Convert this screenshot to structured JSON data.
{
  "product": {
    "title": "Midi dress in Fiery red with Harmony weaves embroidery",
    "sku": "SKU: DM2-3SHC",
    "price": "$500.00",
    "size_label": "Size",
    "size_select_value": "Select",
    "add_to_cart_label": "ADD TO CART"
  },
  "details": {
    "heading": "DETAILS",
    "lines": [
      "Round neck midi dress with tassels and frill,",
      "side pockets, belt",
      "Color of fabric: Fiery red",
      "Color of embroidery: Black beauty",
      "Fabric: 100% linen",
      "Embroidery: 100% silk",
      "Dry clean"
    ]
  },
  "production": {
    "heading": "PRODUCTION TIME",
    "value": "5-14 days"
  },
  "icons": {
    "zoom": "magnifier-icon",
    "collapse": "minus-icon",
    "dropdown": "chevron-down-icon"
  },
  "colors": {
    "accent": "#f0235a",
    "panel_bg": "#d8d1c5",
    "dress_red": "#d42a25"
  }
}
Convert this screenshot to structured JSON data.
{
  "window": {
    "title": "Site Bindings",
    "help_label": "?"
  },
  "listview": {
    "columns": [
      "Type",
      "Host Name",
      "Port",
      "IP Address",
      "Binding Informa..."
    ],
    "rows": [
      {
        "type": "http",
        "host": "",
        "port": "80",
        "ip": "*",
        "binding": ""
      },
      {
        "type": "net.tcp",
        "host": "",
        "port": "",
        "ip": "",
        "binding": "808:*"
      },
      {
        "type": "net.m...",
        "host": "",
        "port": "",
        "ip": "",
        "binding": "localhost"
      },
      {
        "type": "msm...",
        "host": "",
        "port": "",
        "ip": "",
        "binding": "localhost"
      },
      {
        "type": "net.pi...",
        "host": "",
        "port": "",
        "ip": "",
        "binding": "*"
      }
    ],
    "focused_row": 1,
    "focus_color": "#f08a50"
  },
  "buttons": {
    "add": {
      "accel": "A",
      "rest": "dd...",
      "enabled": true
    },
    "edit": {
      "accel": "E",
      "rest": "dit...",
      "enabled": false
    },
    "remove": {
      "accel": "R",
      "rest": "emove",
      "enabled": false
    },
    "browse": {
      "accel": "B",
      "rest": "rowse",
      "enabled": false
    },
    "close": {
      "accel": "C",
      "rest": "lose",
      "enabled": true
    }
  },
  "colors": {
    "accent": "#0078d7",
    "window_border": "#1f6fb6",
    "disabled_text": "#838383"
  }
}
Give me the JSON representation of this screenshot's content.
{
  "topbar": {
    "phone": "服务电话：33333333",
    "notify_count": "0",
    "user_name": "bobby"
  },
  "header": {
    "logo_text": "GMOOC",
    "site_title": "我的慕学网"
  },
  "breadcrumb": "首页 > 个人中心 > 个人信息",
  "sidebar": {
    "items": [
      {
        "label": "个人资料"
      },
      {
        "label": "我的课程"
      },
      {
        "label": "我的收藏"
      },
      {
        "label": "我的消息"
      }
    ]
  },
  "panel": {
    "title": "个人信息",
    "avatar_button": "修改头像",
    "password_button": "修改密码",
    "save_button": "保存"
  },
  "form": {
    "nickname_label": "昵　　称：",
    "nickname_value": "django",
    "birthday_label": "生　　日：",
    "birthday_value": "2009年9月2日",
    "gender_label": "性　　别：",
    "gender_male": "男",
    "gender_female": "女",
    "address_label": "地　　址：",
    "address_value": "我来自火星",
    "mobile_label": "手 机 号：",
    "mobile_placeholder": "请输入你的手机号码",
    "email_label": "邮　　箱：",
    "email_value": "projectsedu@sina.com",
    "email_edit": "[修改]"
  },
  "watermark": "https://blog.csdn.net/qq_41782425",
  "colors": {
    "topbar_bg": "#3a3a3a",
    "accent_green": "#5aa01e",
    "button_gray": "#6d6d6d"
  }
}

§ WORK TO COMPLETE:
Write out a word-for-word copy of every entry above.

§ TASK ANSWER:
Convert this screenshot to structured JSON data.
{
  "product": {
    "title": "Midi dress in Fiery red with Harmony weaves embroidery",
    "sku": "SKU: DM2-3SHC",
    "price": "$500.00",
    "size_label": "Size",
    "size_select_value": "Select",
    "add_to_cart_label": "ADD TO CART"
  },
  "details": {
    "heading": "DETAILS",
    "lines": [
      "Round neck midi dress with tassels and frill,",
      "side pockets, belt",
      "Color of fabric: Fiery red",
      "Color of embroidery: Black beauty",
      "Fabric: 100% linen",
      "Embroidery: 100% silk",
      "Dry clean"
    ]
  },
  "production": {
    "heading": "PRODUCTION TIME",
    "value": "5-14 days"
  },
  "icons": {
    "zoom": "magnifier-icon",
    "collapse": "minus-icon",
    "dropdown": "chevron-down-icon"
  },
  "colors": {
    "accent": "#f0235a",
    "panel_bg": "#d8d1c5",
    "dress_red": "#d42a25"
  }
}
Convert this screenshot to structured JSON data.
{
  "window": {
    "title": "Site Bindings",
    "help_label": "?"
  },
  "listview": {
    "columns": [
      "Type",
      "Host Name",
      "Port",
      "IP Address",
      "Binding Informa..."
    ],
    "rows": [
      {
        "type": "http",
        "host": "",
        "port": "80",
        "ip": "*",
        "binding": ""
      },
      {
        "type": "net.tcp",
        "host": "",
        "port": "",
        "ip": "",
        "binding": "808:*"
      },
      {
        "type": "net.m...",
        "host": "",
        "port": "",
        "ip": "",
        "binding": "localhost"
      },
      {
        "type": "msm...",
        "host": "",
        "port": "",
        "ip": "",
        "binding": "localhost"
      },
      {
        "type": "net.pi...",
        "host": "",
        "port": "",
        "ip": "",
        "binding": "*"
      }
    ],
    "focused_row": 1,
    "focus_color": "#f08a50"
  },
  "buttons": {
    "add": {
      "accel": "A",
      "rest": "dd...",
      "enabled": true
    },
    "edit": {
      "accel": "E",
      "rest": "dit...",
      "enabled": false
    },
    "remove": {
      "accel": "R",
      "rest": "emove",
      "enabled": false
    },
    "browse": {
      "accel": "B",
      "rest": "rowse",
      "enabled": false
    },
    "close": {
      "accel": "C",
      "rest": "lose",
      "enabled": true
    }
  },
  "colors": {
    "accent": "#0078d7",
    "window_border": "#1f6fb6",
    "disabled_text": "#838383"
  }
}
Give me the JSON representation of this screenshot's content.
{
  "topbar": {
    "phone": "服务电话：33333333",
    "notify_count": "0",
    "user_name": "bobby"
  },
  "header": {
    "logo_text": "GMOOC",
    "site_title": "我的慕学网"
  },
  "breadcrumb": "首页 > 个人中心 > 个人信息",
  "sidebar": {
    "items": [
      {
        "label": "个人资料"
      },
      {
        "label": "我的课程"
      },
      {
        "label": "我的收藏"
      },
      {
        "label": "我的消息"
      }
    ]
  },
  "panel": {
    "title": "个人信息",
    "avatar_button": "修改头像",
    "password_button": "修改密码",
    "save_button": "保存"
  },
  "form": {
    "nickname_label": "昵　　称：",
    "nickname_value": "django",
    "birthday_label": "生　　日：",
    "birthday_value": "2009年9月2日",
    "gender_label": "性　　别：",
    "gender_male": "男",
    "gender_female": "女",
    "address_label": "地　　址：",
    "address_value": "我来自火星",
    "mobile_label": "手 机 号：",
    "mobile_placeholder": "请输入你的手机号码",
    "email_label": "邮　　箱：",
    "email_value": "projectsedu@sina.com",
    "email_edit": "[修改]"
  },
  "watermark": "https://blog.csdn.net/qq_41782425",
  "colors": {
    "topbar_bg": "#3a3a3a",
    "accent_green": "#5aa01e",
    "button_gray": "#6d6d6d"
  }
}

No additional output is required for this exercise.